While the litany of different blooms listed in the lyrics of the ever-popular song ‘English Country Garden’ – ‘roses, foxgloves, snowdrops and forget-me-nots’ not to forget the ‘tall hollyhocks’ – have reached us by way of an eighteenth century Morris dance.

The great Victorian urban reformers who won the fight to open public parks for the masses, understood well that vital connection we all have to nature, that unconscious relationship we have with flowers and trees and wildlife.

Many of us now live in towns and suburbs, amidst bricks and mortar, but, though environmentalists rightly fret about the damage being done to our fields and woods by industrial farming, there has, ironically, probably never been a time when our country has been more colourful.

Two hundred and sixteen years ago William Wordsworth almost swooned in poetry when on a walk in the Lake District he came across a bay of golden daffodils. Today local authorities plant daffodil bulbs by the many thousand along roadsides and at traffic islands. Seeing them may not give us the same thrill that Wordsworth described when he discovered ten thousand ‘at a glance’ growing wild along a bay, but they bring a springtime gaiety to miles of grass verges.

As for our suburban gardens, they’re almost in technicolor at this time of the year, as each weekend since March we’ve been coming home from garden centres or supermarkets, laden with pots of dahlias, lavender, jasmine, scabia, hydrangeas and a hundred types of clematis.

Professional gardeners may groan at the ignorance and impatience of ‘magic, instant gardeners’, and the economies of scale and mass production growing techniques employed by the vast nurseries who now provide us with all this colour. But they can’t deny that our world is prettier because as a result. And because of that our spirits are lightened, too.

My front garden would have been prettier, too, this summer, had it not been for the individual who couldn’t resist casually destroying a thing of beauty simply because he, or she, could.

Quite why anyone should do such a thing is impossible to understand. We get used to the odd beer can ending up on the path when Chelsea are playing at home, and the cardboard cartons and cups dropped by the late-night guzzlers when they’ve finished their take-away meals.
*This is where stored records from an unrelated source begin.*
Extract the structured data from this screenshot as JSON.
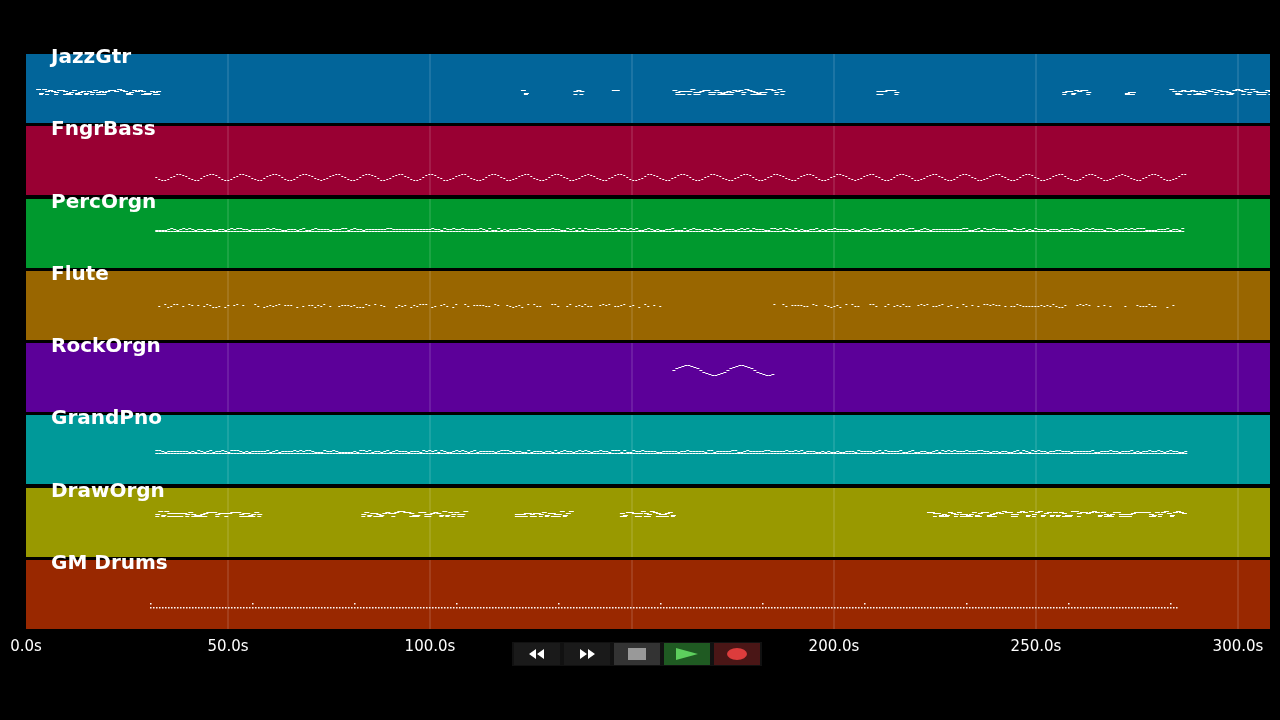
{
  "tracks": [
    {
      "name": "JazzGtr",
      "color": "#02659a"
    },
    {
      "name": "FngrBass",
      "color": "#990033"
    },
    {
      "name": "PercOrgn",
      "color": "#00992e"
    },
    {
      "name": "Flute",
      "color": "#996600"
    },
    {
      "name": "RockOrgn",
      "color": "#5c0099"
    },
    {
      "name": "GrandPno",
      "color": "#009999"
    },
    {
      "name": "DrawOrgn",
      "color": "#999900"
    },
    {
      "name": "GM Drums",
      "color": "#992800"
    }
  ],
  "time_axis": {
    "ticks": [
      {
        "label": "0.0s",
        "kind": "tick"
      },
      {
        "label": "50.0s",
        "kind": "tick"
      },
      {
        "label": "100.0s",
        "kind": "tick"
      },
      {
        "kind": "hidden"
      },
      {
        "label": "200.0s",
        "kind": "tick"
      },
      {
        "label": "250.0s",
        "kind": "tick"
      },
      {
        "label": "300.0s",
        "kind": "tick"
      }
    ]
  },
  "transport": [
    {
      "kind": "rewind"
    },
    {
      "kind": "forward"
    },
    {
      "kind": "stop"
    },
    {
      "kind": "play"
    },
    {
      "kind": "record"
    }
  ]
}
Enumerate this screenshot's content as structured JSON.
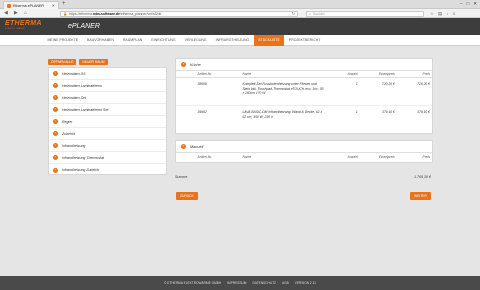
{
  "browser": {
    "tab_title": "Etherma ePLANER",
    "url_prefix": "https://etherma.",
    "url_host": "mbs-software.de",
    "url_path": "/etherma_planner/ver/s5/de",
    "search_placeholder": "Suchen"
  },
  "header": {
    "brand": "ETHERMA",
    "claim": "SIMPLY WARM",
    "app_name": "ePLANER"
  },
  "menu": [
    "MEINE PROJEKTE",
    "BAUVORHABEN",
    "RAUMPLAN",
    "EINRICHTUNG",
    "VERLEGUNG",
    "INFRAROTHEIZUNG",
    "STÜCKLISTE",
    "PROJEKTBERICHT"
  ],
  "left": {
    "btn_open_all": "ÖFFNEN ALLE",
    "btn_new_room": "NEUER RAUM",
    "items": [
      "Heizmatten DS",
      "Heizmatten Laminattherm",
      "Heizmatten Set",
      "Heizmatten Laminattherm Set",
      "Regler",
      "Zubehör",
      "Infrarotheizung",
      "Infrarotheizung Thermostat",
      "Infrarotheizung Zubehör"
    ]
  },
  "rooms": [
    {
      "name": "Küche",
      "headers": [
        "",
        "Artikel-Nr.",
        "Name",
        "Anzahl",
        "Einzelpreis",
        "Preis"
      ],
      "rows": [
        {
          "art": "38608",
          "name": "Komplett-Set Fussbodenheizung unter Fliesen und Stein inkl. Touchpad-Thermostat eTOUCH-eco, 1m², 50 x 160cm 170 W",
          "qty": "1",
          "unit": "720,20 €",
          "price": "720,20 €"
        },
        {
          "art": "39992",
          "name": "LAVA BASIC-DM Infrarotheizung, Wand & Decke, 62 x 62 cm, 350 W, 230 V",
          "qty": "1",
          "unit": "379,10 €",
          "price": "379,10 €"
        }
      ]
    },
    {
      "name": "Manuell",
      "headers": [
        "",
        "Artikel-Nr.",
        "Name",
        "Anzahl",
        "Einzelpreis",
        "Preis"
      ],
      "rows": []
    }
  ],
  "summary": {
    "label": "Summe",
    "value": "1.765,30 €"
  },
  "actions": {
    "back": "ZURÜCK",
    "next": "WEITER"
  },
  "footer": [
    "© ETHERMA ELEKTROWÄRME GMBH",
    "IMPRESSUM",
    "DATENSCHUTZ",
    "AGB",
    "VERSION 2.11"
  ],
  "colors": {
    "accent": "#e8731a",
    "header_bg": "#3d3d3d",
    "footer_bg": "#4a4a4a"
  }
}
But the litterers are just being thoughtless. The hooligan who broke the tips off the hollyhocks must have stopped, thought about it, and then, quite purposely, decided to damage a thing of beauty.